Autosomal Dominant Inheritance
An autosomal dominant condition only requires one copy of a faulty gene for the condition to be present. Often a parent will have the same autosomal dominant condition as their child.
When a parent has an autosomal dominant condition, there is a 50% chance they will have a child affected with the same condition, and a 50% chance the child will receive their healthy copy of the gene and be unaffected.
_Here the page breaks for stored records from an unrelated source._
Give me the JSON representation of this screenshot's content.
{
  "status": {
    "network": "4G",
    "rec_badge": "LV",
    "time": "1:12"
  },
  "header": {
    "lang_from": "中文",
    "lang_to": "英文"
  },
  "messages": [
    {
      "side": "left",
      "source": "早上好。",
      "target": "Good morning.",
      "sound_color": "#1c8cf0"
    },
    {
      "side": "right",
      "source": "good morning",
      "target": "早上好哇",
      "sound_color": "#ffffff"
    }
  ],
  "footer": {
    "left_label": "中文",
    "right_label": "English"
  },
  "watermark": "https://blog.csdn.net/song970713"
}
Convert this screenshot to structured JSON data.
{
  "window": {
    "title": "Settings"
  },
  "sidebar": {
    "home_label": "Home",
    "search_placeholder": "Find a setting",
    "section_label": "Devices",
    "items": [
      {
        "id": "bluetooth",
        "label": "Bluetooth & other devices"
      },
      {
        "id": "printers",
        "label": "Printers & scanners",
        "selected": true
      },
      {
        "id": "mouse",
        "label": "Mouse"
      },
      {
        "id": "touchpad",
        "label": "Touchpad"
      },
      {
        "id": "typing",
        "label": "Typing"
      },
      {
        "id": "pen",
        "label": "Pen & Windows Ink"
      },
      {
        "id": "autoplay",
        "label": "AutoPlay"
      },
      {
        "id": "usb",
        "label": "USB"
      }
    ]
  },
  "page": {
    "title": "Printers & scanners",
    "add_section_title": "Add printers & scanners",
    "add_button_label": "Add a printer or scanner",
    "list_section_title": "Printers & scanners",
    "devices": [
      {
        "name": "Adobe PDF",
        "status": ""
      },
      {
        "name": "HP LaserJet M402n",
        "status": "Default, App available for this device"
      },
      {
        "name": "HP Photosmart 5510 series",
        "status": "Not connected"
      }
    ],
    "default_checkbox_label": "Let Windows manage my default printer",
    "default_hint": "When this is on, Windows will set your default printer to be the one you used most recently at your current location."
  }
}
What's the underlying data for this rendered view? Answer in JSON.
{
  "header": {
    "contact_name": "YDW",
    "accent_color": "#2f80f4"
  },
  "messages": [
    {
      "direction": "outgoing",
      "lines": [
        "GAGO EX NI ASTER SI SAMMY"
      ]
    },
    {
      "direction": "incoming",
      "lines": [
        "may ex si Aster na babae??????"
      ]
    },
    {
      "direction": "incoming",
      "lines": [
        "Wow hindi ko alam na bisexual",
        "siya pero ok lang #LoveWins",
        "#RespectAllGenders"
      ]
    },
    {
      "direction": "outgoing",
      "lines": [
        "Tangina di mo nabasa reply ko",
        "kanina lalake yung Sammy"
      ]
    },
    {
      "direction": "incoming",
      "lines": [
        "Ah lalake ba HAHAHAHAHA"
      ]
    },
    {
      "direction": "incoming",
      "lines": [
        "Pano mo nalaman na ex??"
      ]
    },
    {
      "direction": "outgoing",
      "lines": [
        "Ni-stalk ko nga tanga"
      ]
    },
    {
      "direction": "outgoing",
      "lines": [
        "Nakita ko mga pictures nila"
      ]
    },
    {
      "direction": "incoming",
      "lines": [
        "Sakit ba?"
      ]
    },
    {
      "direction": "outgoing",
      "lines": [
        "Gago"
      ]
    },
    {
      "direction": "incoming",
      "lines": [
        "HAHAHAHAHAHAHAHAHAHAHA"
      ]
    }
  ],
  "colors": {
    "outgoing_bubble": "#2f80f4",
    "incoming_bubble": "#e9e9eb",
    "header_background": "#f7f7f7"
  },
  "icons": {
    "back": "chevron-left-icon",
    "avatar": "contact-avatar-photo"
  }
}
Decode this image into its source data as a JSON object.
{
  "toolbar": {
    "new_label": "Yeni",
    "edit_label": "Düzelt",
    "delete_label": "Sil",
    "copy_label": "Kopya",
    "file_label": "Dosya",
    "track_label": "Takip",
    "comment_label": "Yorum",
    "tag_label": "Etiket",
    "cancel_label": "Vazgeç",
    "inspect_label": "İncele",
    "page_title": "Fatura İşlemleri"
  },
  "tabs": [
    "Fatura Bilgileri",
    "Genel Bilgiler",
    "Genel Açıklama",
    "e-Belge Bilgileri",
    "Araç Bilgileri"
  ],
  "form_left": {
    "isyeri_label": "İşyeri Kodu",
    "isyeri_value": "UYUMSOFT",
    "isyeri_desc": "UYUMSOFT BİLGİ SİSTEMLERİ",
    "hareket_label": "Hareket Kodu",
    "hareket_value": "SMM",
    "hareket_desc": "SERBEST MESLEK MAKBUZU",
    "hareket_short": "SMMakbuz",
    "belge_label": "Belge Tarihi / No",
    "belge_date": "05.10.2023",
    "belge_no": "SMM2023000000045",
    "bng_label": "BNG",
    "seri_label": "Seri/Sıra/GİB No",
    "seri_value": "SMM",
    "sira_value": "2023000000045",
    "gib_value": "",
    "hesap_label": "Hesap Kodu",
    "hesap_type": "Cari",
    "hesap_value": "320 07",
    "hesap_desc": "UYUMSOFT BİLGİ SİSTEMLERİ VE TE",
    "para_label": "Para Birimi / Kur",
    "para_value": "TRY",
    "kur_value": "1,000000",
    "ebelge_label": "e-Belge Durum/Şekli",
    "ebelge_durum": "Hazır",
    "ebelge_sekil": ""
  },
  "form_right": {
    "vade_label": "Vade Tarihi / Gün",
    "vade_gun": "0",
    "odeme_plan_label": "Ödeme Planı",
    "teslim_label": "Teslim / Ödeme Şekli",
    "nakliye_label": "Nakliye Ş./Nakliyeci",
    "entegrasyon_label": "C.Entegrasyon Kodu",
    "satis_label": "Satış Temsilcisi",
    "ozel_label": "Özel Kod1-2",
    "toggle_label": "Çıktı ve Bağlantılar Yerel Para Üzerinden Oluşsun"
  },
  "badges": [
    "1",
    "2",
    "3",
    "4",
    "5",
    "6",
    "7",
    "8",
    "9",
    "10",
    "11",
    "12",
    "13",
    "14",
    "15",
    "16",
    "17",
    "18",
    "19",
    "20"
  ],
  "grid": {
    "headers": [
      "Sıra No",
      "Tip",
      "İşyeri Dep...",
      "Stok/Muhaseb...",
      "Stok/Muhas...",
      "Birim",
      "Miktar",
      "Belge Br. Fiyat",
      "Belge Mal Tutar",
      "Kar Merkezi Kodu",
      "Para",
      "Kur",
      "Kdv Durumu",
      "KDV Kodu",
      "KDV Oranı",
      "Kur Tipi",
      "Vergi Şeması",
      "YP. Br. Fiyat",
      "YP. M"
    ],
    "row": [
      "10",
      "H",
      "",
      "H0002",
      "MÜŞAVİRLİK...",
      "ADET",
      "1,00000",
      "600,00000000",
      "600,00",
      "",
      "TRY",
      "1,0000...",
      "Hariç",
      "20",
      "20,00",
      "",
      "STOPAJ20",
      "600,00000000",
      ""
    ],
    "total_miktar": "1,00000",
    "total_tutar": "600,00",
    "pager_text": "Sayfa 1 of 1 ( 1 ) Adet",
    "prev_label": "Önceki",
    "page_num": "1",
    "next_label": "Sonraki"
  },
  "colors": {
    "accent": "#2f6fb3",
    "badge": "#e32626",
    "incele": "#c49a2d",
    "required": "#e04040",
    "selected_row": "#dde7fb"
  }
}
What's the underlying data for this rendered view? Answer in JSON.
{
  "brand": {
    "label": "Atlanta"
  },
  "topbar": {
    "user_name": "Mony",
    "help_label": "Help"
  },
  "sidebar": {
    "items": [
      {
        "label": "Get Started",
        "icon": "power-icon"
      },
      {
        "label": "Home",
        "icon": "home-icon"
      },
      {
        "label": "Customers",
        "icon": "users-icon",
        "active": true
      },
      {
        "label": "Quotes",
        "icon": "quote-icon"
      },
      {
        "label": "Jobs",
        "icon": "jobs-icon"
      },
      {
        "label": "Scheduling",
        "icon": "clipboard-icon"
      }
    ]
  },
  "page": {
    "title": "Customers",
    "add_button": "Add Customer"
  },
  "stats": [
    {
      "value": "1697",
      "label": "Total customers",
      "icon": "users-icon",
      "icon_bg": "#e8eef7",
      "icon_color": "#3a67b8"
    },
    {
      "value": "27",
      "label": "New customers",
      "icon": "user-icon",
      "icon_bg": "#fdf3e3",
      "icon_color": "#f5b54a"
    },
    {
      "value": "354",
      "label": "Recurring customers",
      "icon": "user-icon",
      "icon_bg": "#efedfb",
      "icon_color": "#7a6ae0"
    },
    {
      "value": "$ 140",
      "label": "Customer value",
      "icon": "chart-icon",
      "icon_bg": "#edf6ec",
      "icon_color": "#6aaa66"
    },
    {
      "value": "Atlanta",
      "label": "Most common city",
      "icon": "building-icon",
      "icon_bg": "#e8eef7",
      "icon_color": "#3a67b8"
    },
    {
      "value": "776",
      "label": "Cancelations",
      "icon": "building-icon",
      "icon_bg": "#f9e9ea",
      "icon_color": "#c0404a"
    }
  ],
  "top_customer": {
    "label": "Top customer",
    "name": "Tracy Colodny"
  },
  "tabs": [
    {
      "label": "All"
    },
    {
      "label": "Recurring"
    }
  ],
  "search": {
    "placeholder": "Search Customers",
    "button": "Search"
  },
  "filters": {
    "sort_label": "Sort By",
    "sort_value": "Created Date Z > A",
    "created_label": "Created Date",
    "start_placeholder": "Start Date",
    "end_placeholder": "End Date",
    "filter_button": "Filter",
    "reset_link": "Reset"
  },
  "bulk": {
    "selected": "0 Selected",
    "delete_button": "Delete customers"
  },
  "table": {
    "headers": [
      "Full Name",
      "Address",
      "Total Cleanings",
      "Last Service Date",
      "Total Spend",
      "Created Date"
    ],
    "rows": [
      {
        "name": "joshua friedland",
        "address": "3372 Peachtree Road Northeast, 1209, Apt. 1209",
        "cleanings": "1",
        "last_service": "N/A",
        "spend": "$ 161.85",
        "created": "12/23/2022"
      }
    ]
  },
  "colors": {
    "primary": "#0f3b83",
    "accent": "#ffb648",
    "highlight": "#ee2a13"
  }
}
Sometimes autosomal dominant conditions start for the first time in a child, that is, it is not inherited from the parent but that child can pass the condition down to their future children.
Huntington’s disease and Neurofibromatosis are examples of an autosomal dominant conditions.